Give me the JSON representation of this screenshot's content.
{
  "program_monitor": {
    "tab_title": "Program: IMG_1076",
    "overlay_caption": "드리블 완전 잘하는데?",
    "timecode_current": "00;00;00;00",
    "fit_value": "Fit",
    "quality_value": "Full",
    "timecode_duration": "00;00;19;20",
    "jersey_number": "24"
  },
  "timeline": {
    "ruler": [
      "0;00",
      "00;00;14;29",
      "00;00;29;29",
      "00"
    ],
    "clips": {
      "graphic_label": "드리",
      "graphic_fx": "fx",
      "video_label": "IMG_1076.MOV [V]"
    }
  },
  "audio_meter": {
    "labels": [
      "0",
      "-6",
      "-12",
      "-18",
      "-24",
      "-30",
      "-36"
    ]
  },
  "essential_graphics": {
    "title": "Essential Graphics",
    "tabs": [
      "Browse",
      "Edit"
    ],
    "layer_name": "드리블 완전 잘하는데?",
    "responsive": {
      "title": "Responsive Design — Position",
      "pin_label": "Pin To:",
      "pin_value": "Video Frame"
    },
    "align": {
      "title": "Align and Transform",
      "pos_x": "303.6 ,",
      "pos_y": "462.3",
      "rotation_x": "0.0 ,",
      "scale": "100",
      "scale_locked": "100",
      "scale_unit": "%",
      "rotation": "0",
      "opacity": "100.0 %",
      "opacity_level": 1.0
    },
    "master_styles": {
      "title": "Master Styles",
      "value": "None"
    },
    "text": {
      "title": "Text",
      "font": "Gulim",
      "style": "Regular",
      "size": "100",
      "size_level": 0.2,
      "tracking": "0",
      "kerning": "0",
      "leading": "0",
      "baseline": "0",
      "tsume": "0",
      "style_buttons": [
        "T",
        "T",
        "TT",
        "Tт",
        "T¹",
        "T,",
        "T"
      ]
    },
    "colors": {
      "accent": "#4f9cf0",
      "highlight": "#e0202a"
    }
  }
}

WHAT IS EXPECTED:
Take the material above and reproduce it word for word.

RESPONSE:
Give me the JSON representation of this screenshot's content.
{
  "program_monitor": {
    "tab_title": "Program: IMG_1076",
    "overlay_caption": "드리블 완전 잘하는데?",
    "timecode_current": "00;00;00;00",
    "fit_value": "Fit",
    "quality_value": "Full",
    "timecode_duration": "00;00;19;20",
    "jersey_number": "24"
  },
  "timeline": {
    "ruler": [
      "0;00",
      "00;00;14;29",
      "00;00;29;29",
      "00"
    ],
    "clips": {
      "graphic_label": "드리",
      "graphic_fx": "fx",
      "video_label": "IMG_1076.MOV [V]"
    }
  },
  "audio_meter": {
    "labels": [
      "0",
      "-6",
      "-12",
      "-18",
      "-24",
      "-30",
      "-36"
    ]
  },
  "essential_graphics": {
    "title": "Essential Graphics",
    "tabs": [
      "Browse",
      "Edit"
    ],
    "layer_name": "드리블 완전 잘하는데?",
    "responsive": {
      "title": "Responsive Design — Position",
      "pin_label": "Pin To:",
      "pin_value": "Video Frame"
    },
    "align": {
      "title": "Align and Transform",
      "pos_x": "303.6 ,",
      "pos_y": "462.3",
      "rotation_x": "0.0 ,",
      "scale": "100",
      "scale_locked": "100",
      "scale_unit": "%",
      "rotation": "0",
      "opacity": "100.0 %",
      "opacity_level": 1.0
    },
    "master_styles": {
      "title": "Master Styles",
      "value": "None"
    },
    "text": {
      "title": "Text",
      "font": "Gulim",
      "style": "Regular",
      "size": "100",
      "size_level": 0.2,
      "tracking": "0",
      "kerning": "0",
      "leading": "0",
      "baseline": "0",
      "tsume": "0",
      "style_buttons": [
        "T",
        "T",
        "TT",
        "Tт",
        "T¹",
        "T,",
        "T"
      ]
    },
    "colors": {
      "accent": "#4f9cf0",
      "highlight": "#e0202a"
    }
  }
}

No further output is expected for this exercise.